Investigation of the multi-domain aggregation mechanism of ataxin-3
thesisposted on 2017-01-16, 01:32 authored by Saunders, Helen Michelle

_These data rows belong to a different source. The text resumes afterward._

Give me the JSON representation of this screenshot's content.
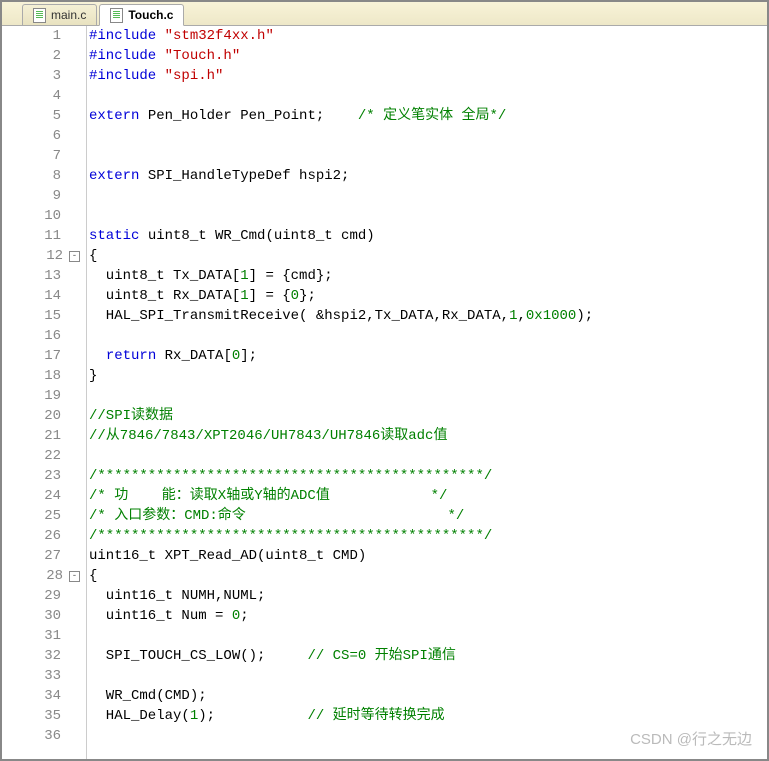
{
  "tabs": [
    {
      "name": "main.c",
      "active": false
    },
    {
      "name": "Touch.c",
      "active": true
    }
  ],
  "lines": [
    {
      "n": 1,
      "fold": null,
      "tokens": [
        [
          "kw",
          "#include "
        ],
        [
          "str",
          "\"stm32f4xx.h\""
        ]
      ]
    },
    {
      "n": 2,
      "fold": null,
      "tokens": [
        [
          "kw",
          "#include "
        ],
        [
          "str",
          "\"Touch.h\""
        ]
      ]
    },
    {
      "n": 3,
      "fold": null,
      "tokens": [
        [
          "kw",
          "#include "
        ],
        [
          "str",
          "\"spi.h\""
        ]
      ]
    },
    {
      "n": 4,
      "fold": null,
      "tokens": []
    },
    {
      "n": 5,
      "fold": null,
      "tokens": [
        [
          "kw",
          "extern"
        ],
        [
          "",
          " Pen_Holder Pen_Point;    "
        ],
        [
          "cmt",
          "/* 定义笔实体 全局*/"
        ]
      ]
    },
    {
      "n": 6,
      "fold": null,
      "tokens": []
    },
    {
      "n": 7,
      "fold": null,
      "tokens": []
    },
    {
      "n": 8,
      "fold": null,
      "tokens": [
        [
          "kw",
          "extern"
        ],
        [
          "",
          " SPI_HandleTypeDef hspi2;"
        ]
      ]
    },
    {
      "n": 9,
      "fold": null,
      "tokens": []
    },
    {
      "n": 10,
      "fold": null,
      "tokens": []
    },
    {
      "n": 11,
      "fold": null,
      "tokens": [
        [
          "kw",
          "static"
        ],
        [
          "",
          " uint8_t WR_Cmd(uint8_t cmd)"
        ]
      ]
    },
    {
      "n": 12,
      "fold": "-",
      "tokens": [
        [
          "",
          "{"
        ]
      ]
    },
    {
      "n": 13,
      "fold": null,
      "tokens": [
        [
          "",
          "  uint8_t Tx_DATA["
        ],
        [
          "num",
          "1"
        ],
        [
          "",
          "] = {cmd};"
        ]
      ]
    },
    {
      "n": 14,
      "fold": null,
      "tokens": [
        [
          "",
          "  uint8_t Rx_DATA["
        ],
        [
          "num",
          "1"
        ],
        [
          "",
          "] = {"
        ],
        [
          "num",
          "0"
        ],
        [
          "",
          "};"
        ]
      ]
    },
    {
      "n": 15,
      "fold": null,
      "tokens": [
        [
          "",
          "  HAL_SPI_TransmitReceive( &hspi2,Tx_DATA,Rx_DATA,"
        ],
        [
          "num",
          "1"
        ],
        [
          "",
          ","
        ],
        [
          "num",
          "0x1000"
        ],
        [
          "",
          ");"
        ]
      ]
    },
    {
      "n": 16,
      "fold": null,
      "tokens": []
    },
    {
      "n": 17,
      "fold": null,
      "tokens": [
        [
          "",
          "  "
        ],
        [
          "kw",
          "return"
        ],
        [
          "",
          " Rx_DATA["
        ],
        [
          "num",
          "0"
        ],
        [
          "",
          "];"
        ]
      ]
    },
    {
      "n": 18,
      "fold": null,
      "tokens": [
        [
          "",
          "}"
        ]
      ]
    },
    {
      "n": 19,
      "fold": null,
      "tokens": []
    },
    {
      "n": 20,
      "fold": null,
      "tokens": [
        [
          "cmt",
          "//SPI读数据"
        ]
      ]
    },
    {
      "n": 21,
      "fold": null,
      "tokens": [
        [
          "cmt",
          "//从7846/7843/XPT2046/UH7843/UH7846读取adc值"
        ]
      ]
    },
    {
      "n": 22,
      "fold": null,
      "tokens": []
    },
    {
      "n": 23,
      "fold": null,
      "tokens": [
        [
          "cmt",
          "/**********************************************/"
        ]
      ]
    },
    {
      "n": 24,
      "fold": null,
      "tokens": [
        [
          "cmt",
          "/* 功    能：读取X轴或Y轴的ADC值            */"
        ]
      ]
    },
    {
      "n": 25,
      "fold": null,
      "tokens": [
        [
          "cmt",
          "/* 入口参数：CMD:命令                        */"
        ]
      ]
    },
    {
      "n": 26,
      "fold": null,
      "tokens": [
        [
          "cmt",
          "/**********************************************/"
        ]
      ]
    },
    {
      "n": 27,
      "fold": null,
      "tokens": [
        [
          "",
          "uint16_t XPT_Read_AD(uint8_t CMD)"
        ]
      ]
    },
    {
      "n": 28,
      "fold": "-",
      "tokens": [
        [
          "",
          "{"
        ]
      ]
    },
    {
      "n": 29,
      "fold": null,
      "tokens": [
        [
          "",
          "  uint16_t NUMH,NUML;"
        ]
      ]
    },
    {
      "n": 30,
      "fold": null,
      "tokens": [
        [
          "",
          "  uint16_t Num = "
        ],
        [
          "num",
          "0"
        ],
        [
          "",
          ";"
        ]
      ]
    },
    {
      "n": 31,
      "fold": null,
      "tokens": []
    },
    {
      "n": 32,
      "fold": null,
      "tokens": [
        [
          "",
          "  SPI_TOUCH_CS_LOW();     "
        ],
        [
          "cmt",
          "// CS=0 开始SPI通信"
        ]
      ]
    },
    {
      "n": 33,
      "fold": null,
      "tokens": []
    },
    {
      "n": 34,
      "fold": null,
      "tokens": [
        [
          "",
          "  WR_Cmd(CMD);"
        ]
      ]
    },
    {
      "n": 35,
      "fold": null,
      "tokens": [
        [
          "",
          "  HAL_Delay("
        ],
        [
          "num",
          "1"
        ],
        [
          "",
          ");           "
        ],
        [
          "cmt",
          "// 延时等待转换完成"
        ]
      ]
    },
    {
      "n": 36,
      "fold": null,
      "tokens": []
    }
  ],
  "watermark": "CSDN @行之无边"
}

Spinocerebellar Ataxia Type 3 (SCA3) is one of nine polyglutamine (polyQ) diseases which are all characterized by progressive neuronal dysfunction. A hallmark of these diseases is the presence of neuronal inclusions which contain aggregated polyQ protein, implicating protein misfolding as a key part of this disease. The only sequence homology which exists between the polyQ proteins is the polyQ tract, thus suggesting that protein context is responsible for dictating the specific characteristics of each disease. Increasingly, flanking domains to the polyQ tract have been demonstrated to modulate the aggregation of polyQ proteins. Fibrillogenesis of ataxin-3, the causative protein of SCA3, occurs via a multi-stage pathway when studied in vitro. The isolated Josephin domain of ataxin-3 has the intrinsic ability to aggregate under native conditions and thus the multistage model of ataxin-3 aggregation has proposed the first stage of aggregation is mediated by interactions of the Josephin domain. This thesis has further characterized the multistage aggregation pathway of ataxin-3, with a focus on the role of the Josephin domain during misfolding and aggregation. This thesis initially determined that changing the stability of the flanking Josephin domain dramatically impacts upon ataxin-3 fibrillogenesis in vitro. Mutations within the Josephin domain that increased stability led to decreased aggregation rates and vice versa. This provided support to the hypothesis that Josephin domain interactions are involved in the first stage of ataxin-3 aggregation. The stability mutants also distinguished between two previously proposed models of misfolding to demonstrate that ataxin-3 aggregates from an intermediate which is on the folding pathway. Defining the conformational landscape of ataxin-3 is one mechanism which may provide insights into the initial misfolding events involved in aggregation. As Josephin domain interactions were demonstrated to mediate the first stage of aggregation, hydrogen exchange mass spectrometry was used investigate the dynamics of this folded domain. The Josephin domain was found to be highly dynamic, and under native conditions exists in rapid equilibrium with several partially unfolded conformations. From these data it is proposed the unfolded conformations are not involved in the fibrillogenic pathway, as mutants with either increased or decreased aggregation rates do not change the proportions of the partially unfolded conformations. In addition, the proportion of the partially unfolded conformations was unaffected by several protein interaction partners of ataxin-3. Therefore native ataxin-3 exists within a more complex conformational landscape than previously thought, which is potentially linked to the normal function of the protein. In a further exploration of the conformational landscape of ataxin-3, addition of the membrane mimetic sodium dodecyl sulfate resulted in a number of alternative aggregation pathways. Ataxin-3 was found to bind several phospholipids only when in a fibrillar conformation, which may be linked to the mechanism of toxicity, as has been reported for other amyloidogenic proteins. Together, these studies have demonstrated that native ataxin-3 exists within a complex conformational landscape, and provided evidence for a multi-domain aggregation mechanism for ataxin-3. This thesis has added to the growing body of evidence that suggests flanking domains influence the misfolding and aggregation of polyQ disease proteins.